  11. Whether Amazon do qualify under the UK-Luxembourg Double Taxation Treaty to be taxed on their UK sales in Luxembourg will depend on the facts, but judging by the tone of their own website, I would say they were sailing pretty close to the wind.

    Article 5 (2) (permanent establishment) reads The term `permanent establishment` shall include especially: (a) a place of management; …..(blah, blah)

    and the website says:

    “Amazon in the UK

    UK Corporate Offices – Slough, Berkshire, England
    Since 1998, our teams have developed a genuinely British site with the same commitment to customers, cutting-edge technology and rich editorial content that has made Amazon.com such a success. Our Slough teams manage all corporate functions, including buying, marketing, software development, sales and legal. “

  12. Tax avoidance is, by definition, tax compliance.

    When avoidance is no longer compliant, it becomes tax evasion.

  13. “The law doesn’t say Amazon has to have its European base in Luxembourg despite doing almost none of its business there. This is avoidance.”

    Yep. And tax avoidance is perfectly legal… ergo, you have no beef with Amazon.

    Rather than sitting around bitching about the evil Amazon, why not take a stab at writing tax law that doesn’t incentivize the sort of behavior Amazon is engaged in.

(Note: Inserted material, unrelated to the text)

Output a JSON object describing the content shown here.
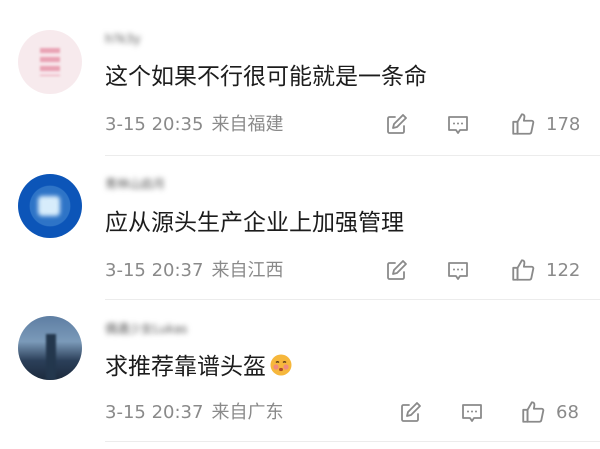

    Tax law always produces incentives and disincentives… and often the difference between effective tax law and ineffective tax law is how the law manages those incentives and disincentives.

    I suspect UKuncut and the Guardian avoid discussions of how the law can be improved simply because they lack the knowledge to do so.

  14. “Well the Guardian seems to have a particulalry sound knowledge of the law and avoidance strategies – indeed they employ them themselves and run seminars for people who want to.”

    Those would be the adults that are tasked with making sure The Guardian provides an acceptable rate of return for ownership. What we’re talking about here are the mental midgets that write for The Guardian… who between them probably couldn’t run the newroom’s coffee fund without fucking it up.

  15. “What we’re talking about here are the mental midgets that write for The Guardian… who between them probably couldn’t run the newsroom’s coffee fund without fucking it up.”
    Yeah.. Giants such as Will Hutton, who take over the Work Foundation on a commensurate large package, and then run it straight into bankrupcy.. the fucking twat…

  16. Ok Penis Desert

    If the writers at the Guardian are “mental midgets”, it means you are comparing them to some larger mental entities. As Johnnydub accidently attributed.

    Are you the mental entity you are quantifying them against? Who is Teh Giant Mentaller?

    Without those answers I decree you talk cock.

Leave a Reply

Name and email are required. Your email address will not be published.

You may use these HTML tags and attributes: <a href="" title=""> <abbr title=""> <acronym title=""> <b> <blockquote cite=""> <cite> <code> <del datetime=""> <em> <i> <q cite=""> <strike> <strong>